Under this section you will find links to the original articles and press releases from hand selected science and technology stories from various online sources.  

  August - September 2001


First controllable 2D nanopatterns imaged by Sandia researchers
Coffee beans spilled upon a table form no pattern, they’re  a mess, their distribution dictated by the laws of chance. The same was generally believed true of atoms deposited upon a substrate. Now, the first vision of a peaceable kingdom in which deposited atoms form orderly, controllable 2-D nanopatterns has been observed by researchers at the Department of Energy’s Sandia National Laboratories.
Chemical switches control light
Novel molecular alignments offer promise for designing wires, gates and light-harvesting arrays. Chemists at Washington University in St Louis, North Carolina State University and the University of California, Riverside all in the US, have found a new design for molecular electronic switches and have identified the key process that determines their efficiency

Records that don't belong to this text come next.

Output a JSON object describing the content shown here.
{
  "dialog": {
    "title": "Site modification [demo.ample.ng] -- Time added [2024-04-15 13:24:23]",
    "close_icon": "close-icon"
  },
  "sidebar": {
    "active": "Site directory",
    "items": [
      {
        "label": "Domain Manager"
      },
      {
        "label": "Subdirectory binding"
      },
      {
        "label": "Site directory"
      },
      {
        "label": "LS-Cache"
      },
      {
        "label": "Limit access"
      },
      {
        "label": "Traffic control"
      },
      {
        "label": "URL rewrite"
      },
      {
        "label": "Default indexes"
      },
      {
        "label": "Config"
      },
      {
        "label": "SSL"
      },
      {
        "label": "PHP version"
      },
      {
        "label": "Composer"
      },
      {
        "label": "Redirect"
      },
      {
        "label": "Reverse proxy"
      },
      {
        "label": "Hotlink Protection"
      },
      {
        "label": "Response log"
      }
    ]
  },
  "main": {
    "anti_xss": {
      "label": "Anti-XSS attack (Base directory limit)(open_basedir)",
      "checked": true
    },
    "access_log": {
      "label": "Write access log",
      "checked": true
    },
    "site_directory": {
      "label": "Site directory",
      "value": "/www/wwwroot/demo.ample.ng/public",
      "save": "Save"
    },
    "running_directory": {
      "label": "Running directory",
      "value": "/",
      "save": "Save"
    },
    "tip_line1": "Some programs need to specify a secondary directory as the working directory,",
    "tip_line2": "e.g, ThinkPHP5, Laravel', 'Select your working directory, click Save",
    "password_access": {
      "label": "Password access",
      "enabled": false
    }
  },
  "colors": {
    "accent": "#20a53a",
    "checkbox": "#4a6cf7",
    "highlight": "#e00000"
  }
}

New High Temp Superconductor Using Carbon Unveiled.
Scientists at Lucent Technologies Inc.'s Bell Labs have used soccer ball-shaped carbon molecules mixed with other compounds to make a superconductor that works at relatively high temperatures
by Tim Dobbyn 
Source: Yahoo News
Nerve Chip goes live First Cell-silicon microchip built.
The electronic circuit, grown from silicon and nerve cells, brings brain-repair chips, advanced biosensors and biological computers a small step towards reality.
by Helen Pearson 
Source: Nature ScienceUpdate
$1.3 million NSF research grant for a Cornell team to study polymer microphotonics
Christopher Ober, professor of materials science and engineering at Cornell University, has been awarded a $1.3 million, four year grant by the NSF to produce and study polymer microphotonics
Source: Cornell News
Solar power, batteries included
Lithium polymer batteries eventually may squeeze into any shape and go anywhere.
by David Essex 
Source: MIT Technology Review
Lithography Unmasked
Making a single silicon chip can require as many as 30 masks costing more than a million dollars. Researchers pursue a cheaper way of designing and fabricating computer chips.
by Alexandra Stikeman
Source: MIT Technology Review
Scientists drive solar cells forward
Self-assembling photovoltaics could lead the way to harnessing the Sun's rays cheaply and efficiently. Schmidt-Mende and colleagues from the UK-based Cambridge University and Germany's Max-Planck Institute of Polymer Research have created a cheap organic photovoltaic cell that converts up to 34 ?f incident light into electricity.
New bar coding system helps decode drug delivery
Purdue University chemists have developed a way to "bar code" individual compounds, making it quick, easy and economical to identify the most biologically active ones among thousands of candidates in the drug-screening process.
Source: Purdue News
Fluorescent molecules that detect metal pollutants in water, waste
A team of Brigham Young University researchers has created molecules that glow in presence of certain pollutants, paving the way for an early warming system that can alert regulators to the contamination of drinking water and waste streams.
Source: BYU news